A: I really enjoy academic writing. My dissertation advisor, Dr. Kathy Minke, was an incredible role model for me with academic writing. Although it is challenging, I gain great pride from sharing ideas in this way especially when I collaborate with others during the writing process. My most recent publication with Melissa Ostrowski in the journal American Secondary Education is a highlight of my publications because it actually describes and theoretically analyzes a current practice being used in a local high school.
Q: We featured your colleague, Laurie Hanich; she mentioned you were both co-editors of Teaching Educational Psychology. Can you tell us more about your personal involvement?
A: Laurie and I were so fortunate to be asked to serve in this role where we split the duties associated with this national peer-reviewed journal. In this role, I communicate with potential authors, solicit and coordinate reviews of manuscripts, and oversee copy editing of manuscripts until final publication. In addition, I have been involved in forging partnerships with leading organizations in education, such as the American Educational Research Association and American Psychological Association, as we market the journal to others in our field.
Q: What is your involvement with Phi Eta Sigma?
A: I have served as Phi Eta Sigma’s faculty advisor since fall 2000. Recently I turned this advising role over to one of our new faculty members, Dr. Tiffany Wright. I enjoyed assisting the members of this honor society in organizing their annual induction ceremony and overseeing their financial accounts. My role was strictly advisory as the great students in this organization really do all the work.
Q: Where are you from?
A: I grew up in Easton, Pa. I still have family in that area and enjoy visiting my good old hometown.
Q: What college/university did you attend? Major?
A: I graduated from Millersville in 1992. While here as a student, I majored in psychology and was fortunate enough to have been taught by great professors like Dr. Luek, Dr. Smith-Wade-El and Dr. Woo, who helped develop my passion for psychology. I also was a part of the University honors program. I received my master’s and doctoral degrees in educational psychology from the University of Delaware.
Q: What was your dream job when you were growing up?
A: Teacher – I was one of those kids who rallied (or maybe coerced) the neighborhood kids to let me “teach” them in my makeshift school in our basement. Even though I had this calling to teach early in life, I actually steered away from it and focused on developmental psychology when I first entered graduate school. But once I took an elective course in educational psychology, I was back to my childhood dream job.
Q: What is your favorite book?
A: I am an avid reader (in fact, I often trade books with Laurie Hanich). One of my favorite books is still The Poisonwood Bible by Barbara Kingsolver.

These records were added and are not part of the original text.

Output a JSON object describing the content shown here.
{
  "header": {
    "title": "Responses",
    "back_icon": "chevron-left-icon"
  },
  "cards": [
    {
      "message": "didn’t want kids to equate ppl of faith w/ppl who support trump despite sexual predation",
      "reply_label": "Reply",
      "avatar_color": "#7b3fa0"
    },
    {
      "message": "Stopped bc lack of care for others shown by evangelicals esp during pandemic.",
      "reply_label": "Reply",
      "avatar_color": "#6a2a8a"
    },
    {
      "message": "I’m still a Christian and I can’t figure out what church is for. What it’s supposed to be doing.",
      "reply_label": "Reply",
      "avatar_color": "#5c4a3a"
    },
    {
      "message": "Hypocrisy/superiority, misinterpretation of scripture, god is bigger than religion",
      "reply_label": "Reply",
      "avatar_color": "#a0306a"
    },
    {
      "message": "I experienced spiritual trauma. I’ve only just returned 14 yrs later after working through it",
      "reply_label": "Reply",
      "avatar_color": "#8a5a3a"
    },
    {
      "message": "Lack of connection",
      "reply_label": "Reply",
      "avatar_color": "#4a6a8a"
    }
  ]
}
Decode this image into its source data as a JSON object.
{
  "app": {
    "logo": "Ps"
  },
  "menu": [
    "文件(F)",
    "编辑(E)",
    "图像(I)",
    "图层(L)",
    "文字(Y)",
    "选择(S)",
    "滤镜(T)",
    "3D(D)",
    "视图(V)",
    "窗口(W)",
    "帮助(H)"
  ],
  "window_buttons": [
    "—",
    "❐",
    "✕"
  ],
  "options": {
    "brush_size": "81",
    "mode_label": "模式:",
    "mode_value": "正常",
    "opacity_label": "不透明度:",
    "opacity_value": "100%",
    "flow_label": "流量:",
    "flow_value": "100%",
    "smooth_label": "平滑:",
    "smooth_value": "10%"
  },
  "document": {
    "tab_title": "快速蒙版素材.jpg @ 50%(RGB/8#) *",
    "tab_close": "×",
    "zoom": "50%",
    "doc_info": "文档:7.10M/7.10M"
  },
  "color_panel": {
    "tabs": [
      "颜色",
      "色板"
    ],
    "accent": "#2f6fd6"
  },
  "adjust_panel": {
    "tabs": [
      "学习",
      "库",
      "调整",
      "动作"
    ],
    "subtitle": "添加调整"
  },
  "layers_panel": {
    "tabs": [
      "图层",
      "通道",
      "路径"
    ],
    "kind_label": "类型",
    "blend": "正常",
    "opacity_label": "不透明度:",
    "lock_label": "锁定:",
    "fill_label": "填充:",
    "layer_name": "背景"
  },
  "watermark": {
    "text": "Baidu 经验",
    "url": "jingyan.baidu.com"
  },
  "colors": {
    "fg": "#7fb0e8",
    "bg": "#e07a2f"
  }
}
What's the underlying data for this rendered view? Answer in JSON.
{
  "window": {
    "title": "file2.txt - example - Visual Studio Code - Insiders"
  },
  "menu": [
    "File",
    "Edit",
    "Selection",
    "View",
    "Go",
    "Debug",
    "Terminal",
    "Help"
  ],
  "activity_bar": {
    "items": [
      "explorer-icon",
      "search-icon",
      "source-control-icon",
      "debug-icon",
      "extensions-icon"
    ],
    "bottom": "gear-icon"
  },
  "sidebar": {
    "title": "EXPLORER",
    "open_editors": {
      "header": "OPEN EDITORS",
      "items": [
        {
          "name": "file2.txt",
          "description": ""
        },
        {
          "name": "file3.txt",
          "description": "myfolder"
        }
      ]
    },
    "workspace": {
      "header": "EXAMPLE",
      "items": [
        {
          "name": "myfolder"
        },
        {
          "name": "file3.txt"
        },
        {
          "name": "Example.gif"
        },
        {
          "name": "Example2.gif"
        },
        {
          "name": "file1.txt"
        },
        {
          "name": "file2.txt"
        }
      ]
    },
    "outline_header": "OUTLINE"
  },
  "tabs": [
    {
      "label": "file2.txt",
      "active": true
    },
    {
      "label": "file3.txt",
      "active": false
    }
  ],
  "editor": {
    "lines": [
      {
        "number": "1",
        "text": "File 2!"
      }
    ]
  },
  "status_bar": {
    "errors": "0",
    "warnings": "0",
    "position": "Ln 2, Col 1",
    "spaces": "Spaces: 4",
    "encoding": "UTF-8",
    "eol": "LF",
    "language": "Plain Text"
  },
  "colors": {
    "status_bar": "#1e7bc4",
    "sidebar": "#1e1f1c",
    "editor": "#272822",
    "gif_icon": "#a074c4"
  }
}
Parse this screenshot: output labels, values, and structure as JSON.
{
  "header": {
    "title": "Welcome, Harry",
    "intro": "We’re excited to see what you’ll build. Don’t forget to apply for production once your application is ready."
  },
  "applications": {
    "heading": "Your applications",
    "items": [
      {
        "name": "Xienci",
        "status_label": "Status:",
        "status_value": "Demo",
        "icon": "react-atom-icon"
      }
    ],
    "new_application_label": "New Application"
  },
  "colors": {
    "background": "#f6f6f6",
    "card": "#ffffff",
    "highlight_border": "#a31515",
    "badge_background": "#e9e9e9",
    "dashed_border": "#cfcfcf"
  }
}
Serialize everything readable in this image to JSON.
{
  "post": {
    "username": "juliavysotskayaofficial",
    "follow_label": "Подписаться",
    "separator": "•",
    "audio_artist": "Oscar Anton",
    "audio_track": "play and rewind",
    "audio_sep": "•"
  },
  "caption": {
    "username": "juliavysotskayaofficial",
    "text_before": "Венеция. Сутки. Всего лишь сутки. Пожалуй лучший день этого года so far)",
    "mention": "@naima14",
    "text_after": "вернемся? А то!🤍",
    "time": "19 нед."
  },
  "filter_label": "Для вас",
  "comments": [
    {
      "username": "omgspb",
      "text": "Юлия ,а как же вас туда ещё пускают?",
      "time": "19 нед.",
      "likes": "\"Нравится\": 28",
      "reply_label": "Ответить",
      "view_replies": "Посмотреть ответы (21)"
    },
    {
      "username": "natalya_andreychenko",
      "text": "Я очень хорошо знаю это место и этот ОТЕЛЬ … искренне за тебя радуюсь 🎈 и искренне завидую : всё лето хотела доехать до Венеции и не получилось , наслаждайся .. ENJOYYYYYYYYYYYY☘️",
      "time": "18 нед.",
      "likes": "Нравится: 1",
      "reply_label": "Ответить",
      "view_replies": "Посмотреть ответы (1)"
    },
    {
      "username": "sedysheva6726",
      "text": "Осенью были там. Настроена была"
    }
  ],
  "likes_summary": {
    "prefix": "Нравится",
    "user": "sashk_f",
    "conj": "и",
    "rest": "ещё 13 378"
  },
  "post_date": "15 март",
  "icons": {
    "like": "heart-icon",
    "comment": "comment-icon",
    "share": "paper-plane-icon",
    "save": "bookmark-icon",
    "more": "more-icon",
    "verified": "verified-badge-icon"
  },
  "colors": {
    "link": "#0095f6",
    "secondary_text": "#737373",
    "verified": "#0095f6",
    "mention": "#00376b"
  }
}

Q: What is your greatest accomplishment?
A: With no reservation, my family and friends are my biggest accomplishment. As I mentioned above, Joshua, who now is in first grade, challenges me each day with his inquisitive personality. Emma, my two year old, is so curious and really makes me stop and “look” at the world. My husband, Mike, is an amazing partner and truly dedicated father. I am fortunate to have many great groups of friends from every aspect of my life-the high school gang, the Millersville gang, the University of Delaware gang and the Highcroft neighbors. Of course, I also take great pride in the work that I do here at Millersville, which can only happen with the great support of family and friends.
Q: Is there anything else you would like to tell us?
A: Being a Millersville University alum and now a Millersville University faculty member, I can say with assurance that Millersville has so much to offer to both students and faculty if you “seize the opportunity.” I felt that I did this as a student by being involved in the University and psychology honors programs. As a faculty member, I am fortunate to exist in a community where I am able to share my knowledge and passion related to teaching and learning with engaged students and colleagues every day.